[Stored items]
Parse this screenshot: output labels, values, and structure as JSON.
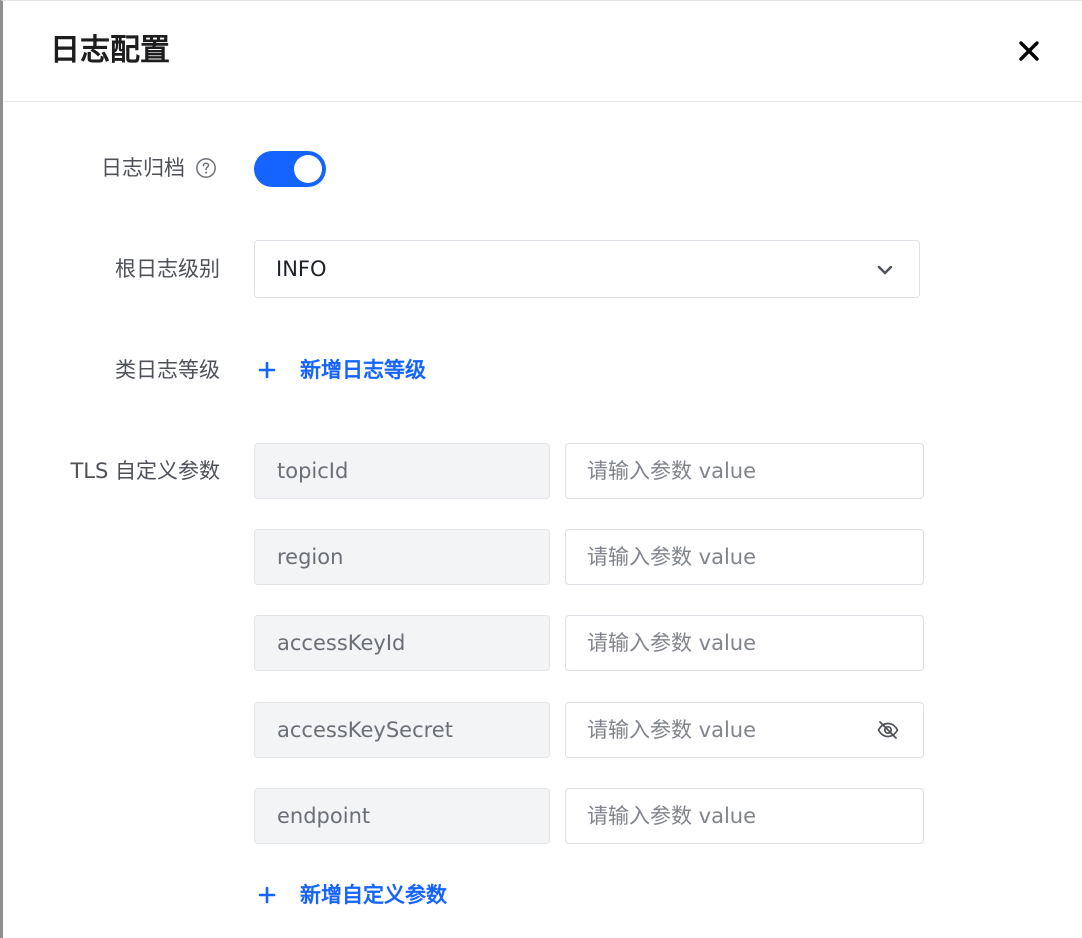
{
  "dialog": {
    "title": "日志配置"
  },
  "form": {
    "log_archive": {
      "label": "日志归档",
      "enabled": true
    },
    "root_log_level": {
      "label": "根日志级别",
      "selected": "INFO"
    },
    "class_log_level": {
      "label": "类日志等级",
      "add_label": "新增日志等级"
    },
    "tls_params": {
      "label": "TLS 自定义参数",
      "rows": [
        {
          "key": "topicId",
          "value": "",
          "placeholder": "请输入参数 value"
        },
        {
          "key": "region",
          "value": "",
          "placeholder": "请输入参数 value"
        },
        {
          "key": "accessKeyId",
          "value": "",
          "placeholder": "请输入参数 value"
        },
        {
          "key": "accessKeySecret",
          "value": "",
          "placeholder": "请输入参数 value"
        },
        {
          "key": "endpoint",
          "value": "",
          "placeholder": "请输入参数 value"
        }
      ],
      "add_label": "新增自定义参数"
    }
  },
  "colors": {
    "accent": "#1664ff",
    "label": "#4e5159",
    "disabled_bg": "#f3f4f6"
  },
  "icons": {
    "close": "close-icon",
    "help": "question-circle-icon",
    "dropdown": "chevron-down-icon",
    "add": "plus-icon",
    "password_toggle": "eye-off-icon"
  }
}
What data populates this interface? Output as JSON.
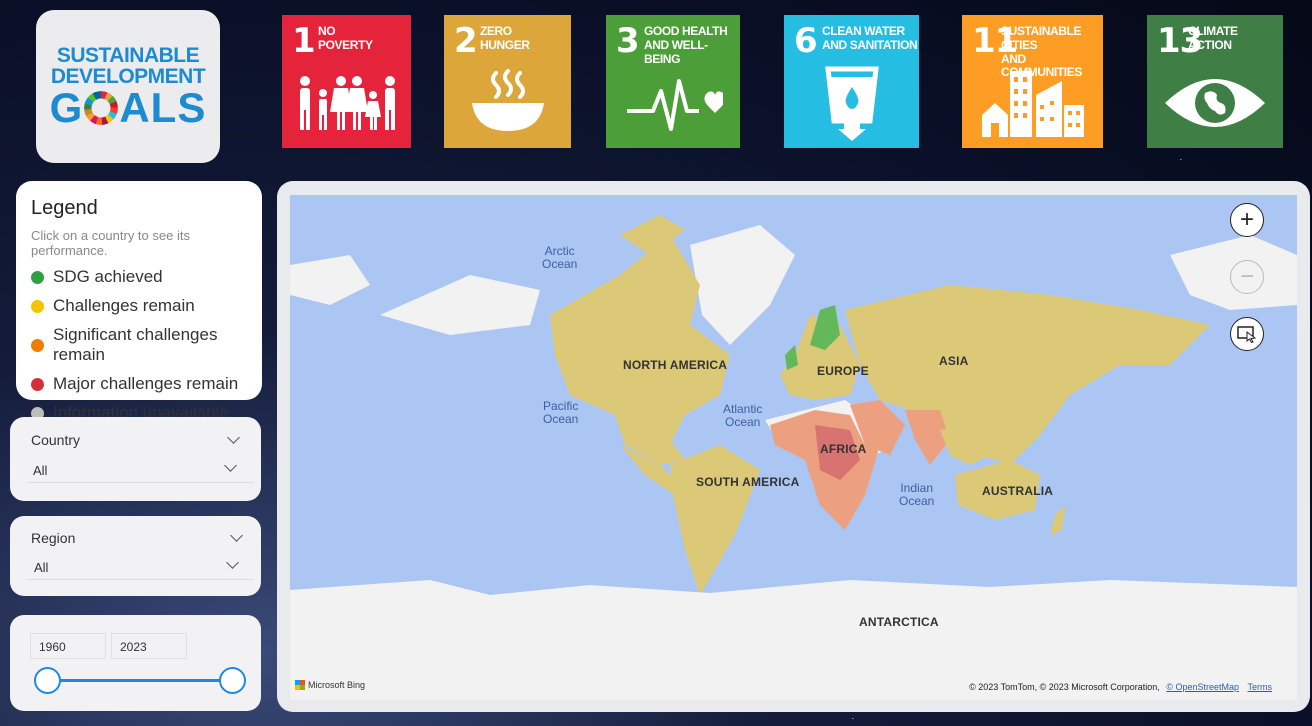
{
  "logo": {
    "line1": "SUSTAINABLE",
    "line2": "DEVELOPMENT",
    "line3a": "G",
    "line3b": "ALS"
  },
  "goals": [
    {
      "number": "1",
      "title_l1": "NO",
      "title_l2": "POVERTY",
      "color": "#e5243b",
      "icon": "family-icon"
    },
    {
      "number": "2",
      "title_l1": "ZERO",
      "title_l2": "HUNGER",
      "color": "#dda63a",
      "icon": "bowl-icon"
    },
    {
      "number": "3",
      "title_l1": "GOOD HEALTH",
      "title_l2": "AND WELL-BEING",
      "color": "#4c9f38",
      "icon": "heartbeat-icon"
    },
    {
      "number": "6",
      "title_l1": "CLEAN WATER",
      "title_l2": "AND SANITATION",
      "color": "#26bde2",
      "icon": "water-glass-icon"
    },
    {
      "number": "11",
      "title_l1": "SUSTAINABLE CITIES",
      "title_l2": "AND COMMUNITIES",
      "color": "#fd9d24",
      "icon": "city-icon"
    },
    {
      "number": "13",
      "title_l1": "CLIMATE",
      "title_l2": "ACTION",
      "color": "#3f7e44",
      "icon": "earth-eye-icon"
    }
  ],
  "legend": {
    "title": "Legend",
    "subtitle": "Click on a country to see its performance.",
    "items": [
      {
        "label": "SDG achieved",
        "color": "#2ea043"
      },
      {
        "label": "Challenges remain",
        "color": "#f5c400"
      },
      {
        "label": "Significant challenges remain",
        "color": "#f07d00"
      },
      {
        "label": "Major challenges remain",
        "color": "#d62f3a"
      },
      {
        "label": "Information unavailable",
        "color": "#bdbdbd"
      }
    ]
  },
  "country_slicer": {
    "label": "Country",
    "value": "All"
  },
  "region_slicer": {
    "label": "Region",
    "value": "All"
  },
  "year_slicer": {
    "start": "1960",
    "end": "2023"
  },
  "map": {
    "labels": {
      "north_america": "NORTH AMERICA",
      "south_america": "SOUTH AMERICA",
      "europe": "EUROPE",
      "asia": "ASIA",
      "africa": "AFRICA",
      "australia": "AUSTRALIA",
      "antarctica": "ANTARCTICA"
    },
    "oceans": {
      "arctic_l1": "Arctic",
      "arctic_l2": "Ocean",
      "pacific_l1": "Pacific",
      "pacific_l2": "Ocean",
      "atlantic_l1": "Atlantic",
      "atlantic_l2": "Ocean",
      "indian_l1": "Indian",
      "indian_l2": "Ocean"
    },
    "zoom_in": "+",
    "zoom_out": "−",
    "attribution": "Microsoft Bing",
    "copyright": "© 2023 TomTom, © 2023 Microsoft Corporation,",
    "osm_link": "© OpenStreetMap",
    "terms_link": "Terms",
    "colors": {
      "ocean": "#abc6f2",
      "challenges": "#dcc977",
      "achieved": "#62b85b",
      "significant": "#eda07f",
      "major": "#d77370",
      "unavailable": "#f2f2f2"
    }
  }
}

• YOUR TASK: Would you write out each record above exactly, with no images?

• ANSWER SPACE:
Parse this screenshot: output labels, values, and structure as JSON.
{
  "dialog": {
    "title": "日志配置"
  },
  "form": {
    "log_archive": {
      "label": "日志归档",
      "enabled": true
    },
    "root_log_level": {
      "label": "根日志级别",
      "selected": "INFO"
    },
    "class_log_level": {
      "label": "类日志等级",
      "add_label": "新增日志等级"
    },
    "tls_params": {
      "label": "TLS 自定义参数",
      "rows": [
        {
          "key": "topicId",
          "value": "",
          "placeholder": "请输入参数 value"
        },
        {
          "key": "region",
          "value": "",
          "placeholder": "请输入参数 value"
        },
        {
          "key": "accessKeyId",
          "value": "",
          "placeholder": "请输入参数 value"
        },
        {
          "key": "accessKeySecret",
          "value": "",
          "placeholder": "请输入参数 value"
        },
        {
          "key": "endpoint",
          "value": "",
          "placeholder": "请输入参数 value"
        }
      ],
      "add_label": "新增自定义参数"
    }
  },
  "colors": {
    "accent": "#1664ff",
    "label": "#4e5159",
    "disabled_bg": "#f3f4f6"
  },
  "icons": {
    "close": "close-icon",
    "help": "question-circle-icon",
    "dropdown": "chevron-down-icon",
    "add": "plus-icon",
    "password_toggle": "eye-off-icon"
  }
}
What data populates this interface? Output as JSON.
{
  "logo": {
    "line1": "SUSTAINABLE",
    "line2": "DEVELOPMENT",
    "line3a": "G",
    "line3b": "ALS"
  },
  "goals": [
    {
      "number": "1",
      "title_l1": "NO",
      "title_l2": "POVERTY",
      "color": "#e5243b",
      "icon": "family-icon"
    },
    {
      "number": "2",
      "title_l1": "ZERO",
      "title_l2": "HUNGER",
      "color": "#dda63a",
      "icon": "bowl-icon"
    },
    {
      "number": "3",
      "title_l1": "GOOD HEALTH",
      "title_l2": "AND WELL-BEING",
      "color": "#4c9f38",
      "icon": "heartbeat-icon"
    },
    {
      "number": "6",
      "title_l1": "CLEAN WATER",
      "title_l2": "AND SANITATION",
      "color": "#26bde2",
      "icon": "water-glass-icon"
    },
    {
      "number": "11",
      "title_l1": "SUSTAINABLE CITIES",
      "title_l2": "AND COMMUNITIES",
      "color": "#fd9d24",
      "icon": "city-icon"
    },
    {
      "number": "13",
      "title_l1": "CLIMATE",
      "title_l2": "ACTION",
      "color": "#3f7e44",
      "icon": "earth-eye-icon"
    }
  ],
  "legend": {
    "title": "Legend",
    "subtitle": "Click on a country to see its performance.",
    "items": [
      {
        "label": "SDG achieved",
        "color": "#2ea043"
      },
      {
        "label": "Challenges remain",
        "color": "#f5c400"
      },
      {
        "label": "Significant challenges remain",
        "color": "#f07d00"
      },
      {
        "label": "Major challenges remain",
        "color": "#d62f3a"
      },
      {
        "label": "Information unavailable",
        "color": "#bdbdbd"
      }
    ]
  },
  "country_slicer": {
    "label": "Country",
    "value": "All"
  },
  "region_slicer": {
    "label": "Region",
    "value": "All"
  },
  "year_slicer": {
    "start": "1960",
    "end": "2023"
  },
  "map": {
    "labels": {
      "north_america": "NORTH AMERICA",
      "south_america": "SOUTH AMERICA",
      "europe": "EUROPE",
      "asia": "ASIA",
      "africa": "AFRICA",
      "australia": "AUSTRALIA",
      "antarctica": "ANTARCTICA"
    },
    "oceans": {
      "arctic_l1": "Arctic",
      "arctic_l2": "Ocean",
      "pacific_l1": "Pacific",
      "pacific_l2": "Ocean",
      "atlantic_l1": "Atlantic",
      "atlantic_l2": "Ocean",
      "indian_l1": "Indian",
      "indian_l2": "Ocean"
    },
    "zoom_in": "+",
    "zoom_out": "−",
    "attribution": "Microsoft Bing",
    "copyright": "© 2023 TomTom, © 2023 Microsoft Corporation,",
    "osm_link": "© OpenStreetMap",
    "terms_link": "Terms",
    "colors": {
      "ocean": "#abc6f2",
      "challenges": "#dcc977",
      "achieved": "#62b85b",
      "significant": "#eda07f",
      "major": "#d77370",
      "unavailable": "#f2f2f2"
    }
  }
}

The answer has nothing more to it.